[Entries from a dataset of interfaces]
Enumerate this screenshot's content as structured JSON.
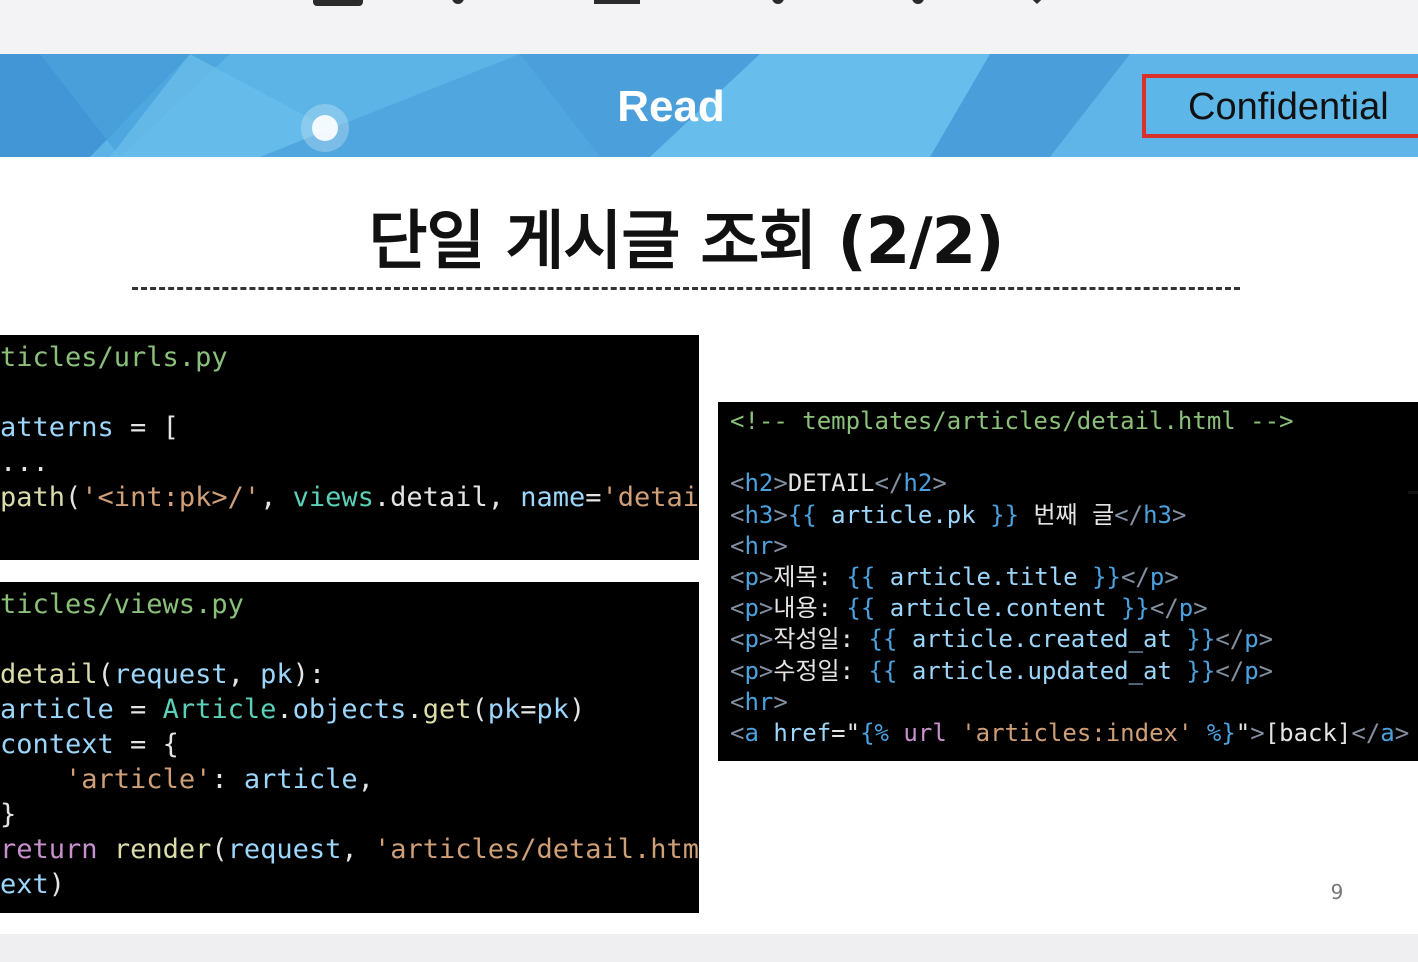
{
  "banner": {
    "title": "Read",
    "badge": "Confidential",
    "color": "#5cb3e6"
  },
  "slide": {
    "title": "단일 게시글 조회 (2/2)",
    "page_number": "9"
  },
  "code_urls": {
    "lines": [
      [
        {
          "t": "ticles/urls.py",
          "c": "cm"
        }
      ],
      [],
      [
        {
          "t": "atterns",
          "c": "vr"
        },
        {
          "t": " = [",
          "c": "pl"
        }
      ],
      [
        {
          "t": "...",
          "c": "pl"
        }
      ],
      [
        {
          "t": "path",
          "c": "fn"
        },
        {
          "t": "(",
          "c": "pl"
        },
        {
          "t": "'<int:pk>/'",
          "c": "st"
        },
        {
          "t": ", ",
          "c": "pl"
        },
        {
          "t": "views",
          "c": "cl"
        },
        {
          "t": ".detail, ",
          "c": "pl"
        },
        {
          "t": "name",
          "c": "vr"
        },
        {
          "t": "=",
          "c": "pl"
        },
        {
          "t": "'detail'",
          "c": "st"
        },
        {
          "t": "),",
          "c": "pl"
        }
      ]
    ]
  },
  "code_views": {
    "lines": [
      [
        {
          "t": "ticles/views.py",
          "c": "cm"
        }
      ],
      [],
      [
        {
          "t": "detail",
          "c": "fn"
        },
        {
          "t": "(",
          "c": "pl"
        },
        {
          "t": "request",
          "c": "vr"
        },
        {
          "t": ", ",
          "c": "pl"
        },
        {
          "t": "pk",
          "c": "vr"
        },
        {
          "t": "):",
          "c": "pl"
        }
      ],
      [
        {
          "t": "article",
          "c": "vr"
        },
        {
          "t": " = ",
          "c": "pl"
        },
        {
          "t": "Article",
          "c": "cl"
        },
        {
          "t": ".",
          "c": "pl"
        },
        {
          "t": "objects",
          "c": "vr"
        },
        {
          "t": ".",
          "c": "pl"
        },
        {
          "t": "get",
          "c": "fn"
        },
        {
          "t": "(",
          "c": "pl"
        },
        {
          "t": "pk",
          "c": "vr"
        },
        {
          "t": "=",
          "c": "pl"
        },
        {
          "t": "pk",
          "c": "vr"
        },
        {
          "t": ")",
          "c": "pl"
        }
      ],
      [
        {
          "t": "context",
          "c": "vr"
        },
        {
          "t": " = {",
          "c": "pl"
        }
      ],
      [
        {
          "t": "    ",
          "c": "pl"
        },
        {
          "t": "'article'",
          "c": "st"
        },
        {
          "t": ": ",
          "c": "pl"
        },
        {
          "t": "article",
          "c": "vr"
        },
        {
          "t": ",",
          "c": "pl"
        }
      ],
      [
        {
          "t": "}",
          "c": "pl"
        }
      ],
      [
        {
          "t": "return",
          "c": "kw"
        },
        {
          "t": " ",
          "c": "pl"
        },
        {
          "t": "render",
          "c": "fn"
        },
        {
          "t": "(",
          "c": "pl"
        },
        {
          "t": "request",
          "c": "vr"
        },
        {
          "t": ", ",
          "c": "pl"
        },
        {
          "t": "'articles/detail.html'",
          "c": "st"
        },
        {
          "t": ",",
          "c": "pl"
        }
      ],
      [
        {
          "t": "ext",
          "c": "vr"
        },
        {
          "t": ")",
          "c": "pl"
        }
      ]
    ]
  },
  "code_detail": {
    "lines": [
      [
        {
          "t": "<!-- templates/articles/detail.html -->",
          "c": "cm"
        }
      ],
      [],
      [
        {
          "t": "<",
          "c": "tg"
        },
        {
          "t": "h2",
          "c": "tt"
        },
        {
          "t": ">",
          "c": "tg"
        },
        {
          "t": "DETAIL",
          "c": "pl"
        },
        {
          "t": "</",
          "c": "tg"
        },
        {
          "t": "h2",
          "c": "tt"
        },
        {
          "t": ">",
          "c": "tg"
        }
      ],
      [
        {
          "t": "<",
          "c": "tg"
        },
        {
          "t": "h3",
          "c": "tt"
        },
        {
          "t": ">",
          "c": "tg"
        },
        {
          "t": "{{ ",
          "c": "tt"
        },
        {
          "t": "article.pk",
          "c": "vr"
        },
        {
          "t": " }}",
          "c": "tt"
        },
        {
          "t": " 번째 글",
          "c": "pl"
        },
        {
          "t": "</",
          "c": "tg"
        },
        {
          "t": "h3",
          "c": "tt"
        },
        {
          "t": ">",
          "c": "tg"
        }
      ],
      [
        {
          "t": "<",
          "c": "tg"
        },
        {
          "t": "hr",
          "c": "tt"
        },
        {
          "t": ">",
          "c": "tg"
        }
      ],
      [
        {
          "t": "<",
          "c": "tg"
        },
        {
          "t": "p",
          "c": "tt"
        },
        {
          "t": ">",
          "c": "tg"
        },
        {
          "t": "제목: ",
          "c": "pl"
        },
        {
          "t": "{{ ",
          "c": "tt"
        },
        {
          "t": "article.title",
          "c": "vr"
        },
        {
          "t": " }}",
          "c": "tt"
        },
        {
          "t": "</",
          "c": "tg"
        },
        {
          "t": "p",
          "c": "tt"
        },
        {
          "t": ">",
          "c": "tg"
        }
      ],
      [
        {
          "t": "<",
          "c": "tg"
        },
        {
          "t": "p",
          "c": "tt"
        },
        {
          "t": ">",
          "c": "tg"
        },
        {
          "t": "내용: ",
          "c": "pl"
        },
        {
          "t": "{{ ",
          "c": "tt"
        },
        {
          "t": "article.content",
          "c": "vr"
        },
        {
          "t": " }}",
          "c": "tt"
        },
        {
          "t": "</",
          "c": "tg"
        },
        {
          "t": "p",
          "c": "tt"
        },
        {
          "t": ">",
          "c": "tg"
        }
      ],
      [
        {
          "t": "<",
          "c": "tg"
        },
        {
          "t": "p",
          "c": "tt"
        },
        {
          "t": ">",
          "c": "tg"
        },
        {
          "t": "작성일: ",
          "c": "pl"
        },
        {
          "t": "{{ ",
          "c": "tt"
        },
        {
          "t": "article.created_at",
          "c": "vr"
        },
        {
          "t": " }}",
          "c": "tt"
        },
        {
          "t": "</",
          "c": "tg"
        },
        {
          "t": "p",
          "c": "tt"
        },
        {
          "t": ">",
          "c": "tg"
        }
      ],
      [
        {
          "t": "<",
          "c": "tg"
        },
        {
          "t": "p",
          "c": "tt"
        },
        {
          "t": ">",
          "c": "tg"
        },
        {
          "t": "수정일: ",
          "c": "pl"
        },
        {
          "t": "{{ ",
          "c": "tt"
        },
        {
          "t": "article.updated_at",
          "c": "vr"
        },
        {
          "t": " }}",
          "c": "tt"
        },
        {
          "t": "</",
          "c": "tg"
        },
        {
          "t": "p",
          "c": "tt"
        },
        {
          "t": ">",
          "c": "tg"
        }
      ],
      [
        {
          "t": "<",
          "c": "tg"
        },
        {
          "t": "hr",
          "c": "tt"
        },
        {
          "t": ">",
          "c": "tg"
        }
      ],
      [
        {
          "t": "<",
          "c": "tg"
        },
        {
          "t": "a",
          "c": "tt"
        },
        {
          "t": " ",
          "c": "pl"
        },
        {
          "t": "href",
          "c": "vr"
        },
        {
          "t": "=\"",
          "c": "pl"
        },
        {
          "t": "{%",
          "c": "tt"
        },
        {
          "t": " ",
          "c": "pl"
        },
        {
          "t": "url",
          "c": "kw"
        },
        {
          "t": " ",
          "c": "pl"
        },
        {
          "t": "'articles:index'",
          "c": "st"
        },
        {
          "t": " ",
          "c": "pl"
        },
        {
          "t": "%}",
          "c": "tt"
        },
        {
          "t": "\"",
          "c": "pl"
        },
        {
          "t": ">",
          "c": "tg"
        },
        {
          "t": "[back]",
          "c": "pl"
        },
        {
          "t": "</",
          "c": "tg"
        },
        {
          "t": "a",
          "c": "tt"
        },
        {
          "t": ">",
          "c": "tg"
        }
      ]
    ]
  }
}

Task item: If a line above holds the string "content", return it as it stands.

Output for this exercise:
Enumerate this screenshot's content as structured JSON.
          "t": "article.content",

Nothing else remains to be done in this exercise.